Surround your targets. Members of Congress (and, for that matter, most public figures) really care what people are saying about them. When they start hearing your message from their closest contacts, it will have an impact. Start with earned media tactics that will get bloggers posting about your topic, mentioning your targets by name. Pitch your story to the journalists and news platforms that influence your targets. Recruit your allies, membership groups and supporters to join your comment army. Ask them to make supporting comments on the stories you favor and to post their feedback on your targets’ social media properties. Your targets will start to see a pattern forming. Your ideas and allies will start showing up in their daily Google Alerts.

Deliver the right mixture of paid advertising. It used to be simple to run a paid advertising campaign: raise a ton of money and deliver lots of TV and possibly some radio ads in your target market, carpet-bombing a broad section of the public into emotional conformity with your messages. This no longer works.

After you have analyzed your audience and implemented a surround-sound earned media plan, you might need more volume through paid media. Resist the urge to carpet-bomb. Employ surgical precision. Deliver your paid ads to:

  • People they know, including their friends and family. Do this through highly targeted advertising based on social graphs (e.g. Facebook or LinkedIn ads).
  • The news sites and blogs they read (and possibly contribute to). Plan your ad delivery thoughtfully to ensure that your display ads are being delivered at the right times of day, in the right zip codes, and alongside the right content.
  • Their physical environment. You can own critical ad space in your targets’ neighborhoods through a variety of delivery vehicles. This could range from outdoor signage, direct mail and gas pump toppers to geo-targeted mobile ads.

Breaking through the information curtain is tough, so set yourself up for success by crafting really interesting messages. Be funny, fearsome, thankful, provocative… just don’t be dull.

Today, you ingested media from radio, TV, a phone, a computer, your friends, the great outdoors and possibly even a tablet. You squinted at screens of all sizes. Some of your information consumption was by choice. Some of it was involuntary. You tried to ignore a lot of it—skipped some commercials and deleted those annoying bulk emails—but this consumption influenced you nonetheless.

It takes a lot of planning and even more work to surround a target audience with your messages. But as information abounds and attention wanes, it’s critical to think in 360 degrees. Ideally, an information consumer just like you is waking up today and reading your op-ed over breakfast. He’s seeing your ad on the side of a bus on his way to work. Your online ad is meeting him on his favorite news site.

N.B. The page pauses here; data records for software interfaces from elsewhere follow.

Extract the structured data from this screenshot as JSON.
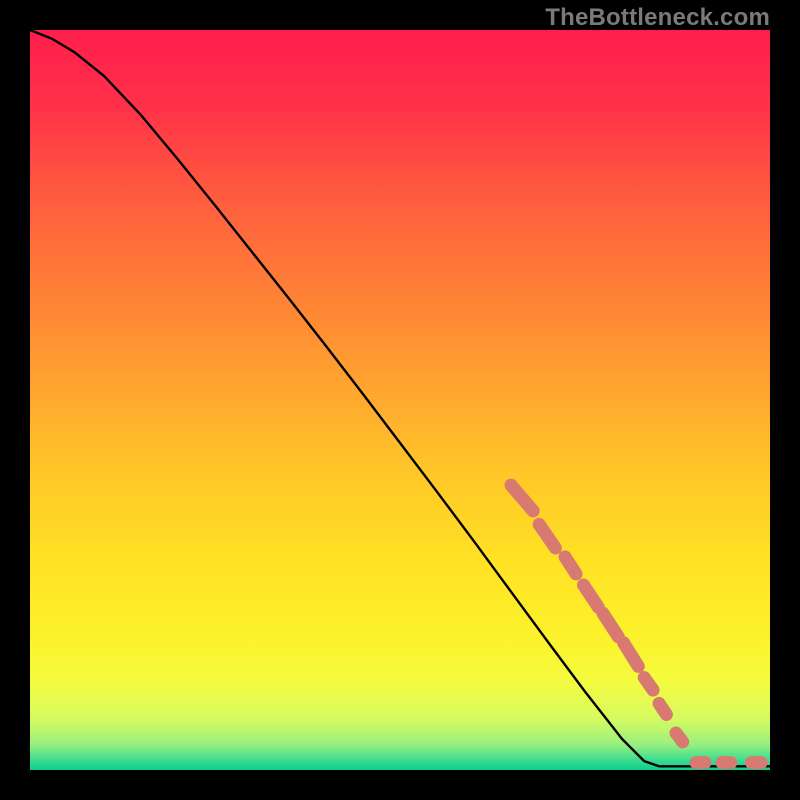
{
  "watermark": "TheBottleneck.com",
  "chart_data": {
    "type": "line",
    "title": "",
    "xlabel": "",
    "ylabel": "",
    "xlim": [
      0,
      100
    ],
    "ylim": [
      0,
      100
    ],
    "curve": [
      {
        "x": 0,
        "y": 100
      },
      {
        "x": 3,
        "y": 98.8
      },
      {
        "x": 6,
        "y": 97.0
      },
      {
        "x": 10,
        "y": 93.8
      },
      {
        "x": 15,
        "y": 88.5
      },
      {
        "x": 20,
        "y": 82.5
      },
      {
        "x": 25,
        "y": 76.3
      },
      {
        "x": 30,
        "y": 70.0
      },
      {
        "x": 35,
        "y": 63.7
      },
      {
        "x": 40,
        "y": 57.3
      },
      {
        "x": 45,
        "y": 50.8
      },
      {
        "x": 50,
        "y": 44.2
      },
      {
        "x": 55,
        "y": 37.6
      },
      {
        "x": 60,
        "y": 30.9
      },
      {
        "x": 65,
        "y": 24.1
      },
      {
        "x": 70,
        "y": 17.3
      },
      {
        "x": 75,
        "y": 10.6
      },
      {
        "x": 80,
        "y": 4.2
      },
      {
        "x": 83,
        "y": 1.2
      },
      {
        "x": 85,
        "y": 0.5
      },
      {
        "x": 90,
        "y": 0.5
      },
      {
        "x": 95,
        "y": 0.5
      },
      {
        "x": 100,
        "y": 0.5
      }
    ],
    "dash_groups": [
      [
        {
          "x": 65.0,
          "y": 38.5
        },
        {
          "x": 68.0,
          "y": 35.0
        }
      ],
      [
        {
          "x": 68.8,
          "y": 33.2
        },
        {
          "x": 71.0,
          "y": 30.0
        }
      ],
      [
        {
          "x": 72.3,
          "y": 28.8
        },
        {
          "x": 73.8,
          "y": 26.5
        }
      ],
      [
        {
          "x": 74.8,
          "y": 25.0
        },
        {
          "x": 76.8,
          "y": 22.0
        }
      ],
      [
        {
          "x": 77.4,
          "y": 21.2
        },
        {
          "x": 79.5,
          "y": 18.0
        }
      ],
      [
        {
          "x": 80.2,
          "y": 17.2
        },
        {
          "x": 82.2,
          "y": 14.0
        }
      ],
      [
        {
          "x": 83.0,
          "y": 12.5
        },
        {
          "x": 84.2,
          "y": 10.8
        }
      ],
      [
        {
          "x": 85.0,
          "y": 9.0
        },
        {
          "x": 86.0,
          "y": 7.5
        }
      ],
      [
        {
          "x": 87.3,
          "y": 5.0
        },
        {
          "x": 88.2,
          "y": 3.8
        }
      ],
      [
        {
          "x": 90.0,
          "y": 1.0
        },
        {
          "x": 91.2,
          "y": 1.0
        }
      ],
      [
        {
          "x": 93.5,
          "y": 1.0
        },
        {
          "x": 94.7,
          "y": 1.0
        }
      ],
      [
        {
          "x": 97.5,
          "y": 1.0
        },
        {
          "x": 98.8,
          "y": 1.0
        }
      ]
    ],
    "gradient_stops": [
      {
        "offset": 0.0,
        "color": "#ff1e4b"
      },
      {
        "offset": 0.1,
        "color": "#ff3049"
      },
      {
        "offset": 0.22,
        "color": "#ff5a3f"
      },
      {
        "offset": 0.35,
        "color": "#ff7f36"
      },
      {
        "offset": 0.48,
        "color": "#ffa42f"
      },
      {
        "offset": 0.6,
        "color": "#ffc728"
      },
      {
        "offset": 0.72,
        "color": "#ffe224"
      },
      {
        "offset": 0.82,
        "color": "#fcf22b"
      },
      {
        "offset": 0.88,
        "color": "#f4fb3e"
      },
      {
        "offset": 0.93,
        "color": "#d6fb60"
      },
      {
        "offset": 0.965,
        "color": "#9af07e"
      },
      {
        "offset": 0.985,
        "color": "#44de8f"
      },
      {
        "offset": 1.0,
        "color": "#09cf8f"
      }
    ],
    "colors": {
      "curve": "#000000",
      "dash": "#d87a72"
    }
  }
}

Tonight, he’ll see your commercial on TV, and when he checks Facebook, he’ll have the opportunity to “Like” your page. When these messages are seamlessly integrated, it will seem less like a barrage and more like a symphony in surround sound.